The U.N. secretary-general says he alone will set a deadline for halting the bloodshed in the Persian Gulf, pressuring Iraq to return to the bargaining table and end its raids on Iran.

Javier Perez de Cuellar said late Monday that he expects to set a cease-fire date once his fact-finding team returns from the warring countries this week and he has consulted with the Security Council.Iran said it would honor an immediate cease-fire in the 8-year-old war. Iraq had no immediate comment on Perez de Cuellar's statement.

Iran's announcement on July 18 that it was finally accepting a year-old U.N. cease-fire resolution came after it suffered a string of battlefield defeats, and was followed by a series of Iraqi raids into Iran.

Iraq accepted the cease-fire resolution last year but has recently been demanding face-to-face talks with Iran before a truce takes effect.

The announcement of a cease-fire date would put pressure on Iraq to compromise and drop its insistence on direct talks, which have hampered a week of U.N.-mediated negotiations between the belligerents.

After a three-hour meeting with Iranian Foreign Minister Ali Akbar Velayati, Perez de Cuellar indicated he would set a cease-fire date without Iraqi assent.

"The D-Day doesn't depend on the parties," the U.N. chief said.

Velayati and Iran's U.N. ambassador, Mohammad Ja'afar Mahallati, told reporters earlier Monday that Iran wants the secretary-general to go ahead and name the cease-fire date, with or without Iraq's agreement.

"Iran is immediately ready to implement (a U.N. peace) resolution by a cease-fire," said Mahallati.

Velayati told reporters all major issues have been covered in their meetings "and there is no substantial point (of disagreement) between us and the secretary-general."

Sadoun Hamadi, Iraqi minister of state for foreign affairs, earlier Monday repeated his country's insistence on direct talks. He made his comments during an appearance on state television in Baghdad.

The Security Council resolution provides for a cease-fire, withdrawal to recognized borders, a prisoner exchange, peace negotiations and an investigation to determine which side started the war.

Perez de Cuellar said a U.N. military team is now in Amman, Jordan, preparing its report.

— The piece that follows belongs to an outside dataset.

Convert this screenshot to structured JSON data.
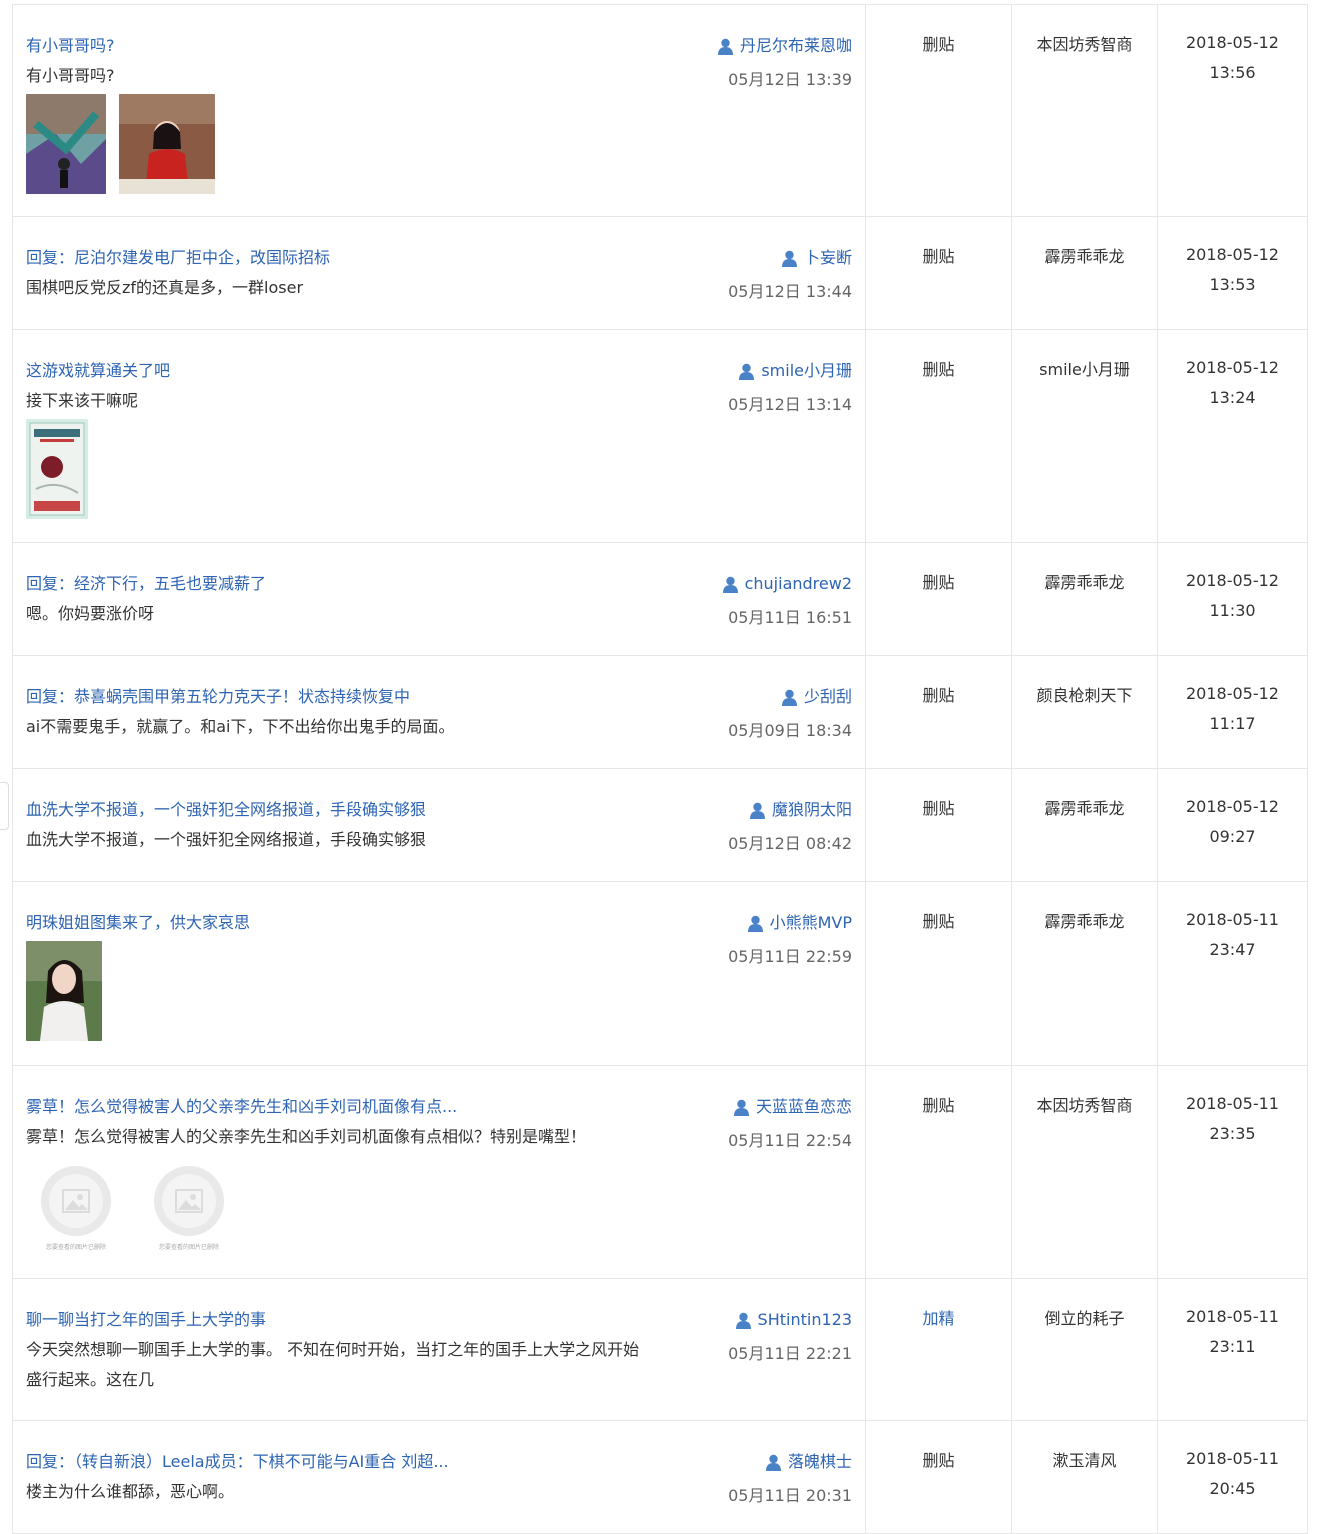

He said he is to receive it on Wednesday.

"I will be in touch with members of the (Security) Council, and then I will decide on a D-Day," the Peruvian said.

The secretary-general said that once a date is decided, he will begin consulting nations that could provide about 250 military observers to monitor the truce and troop withdrawal.

Perez de Cuellar on Monday held his sixth meeting with Velayati since talks began last week.

He has met three times with Iraqi Foreign Minister Tariq Aziz, but Iraq said it was not prepared to enter into substantive talks with Perez de Cuellar until direct talks take place.

Iraq also has not responded to a U.N. report concluding that it has frequently used and continues to use chemical weapons in the war.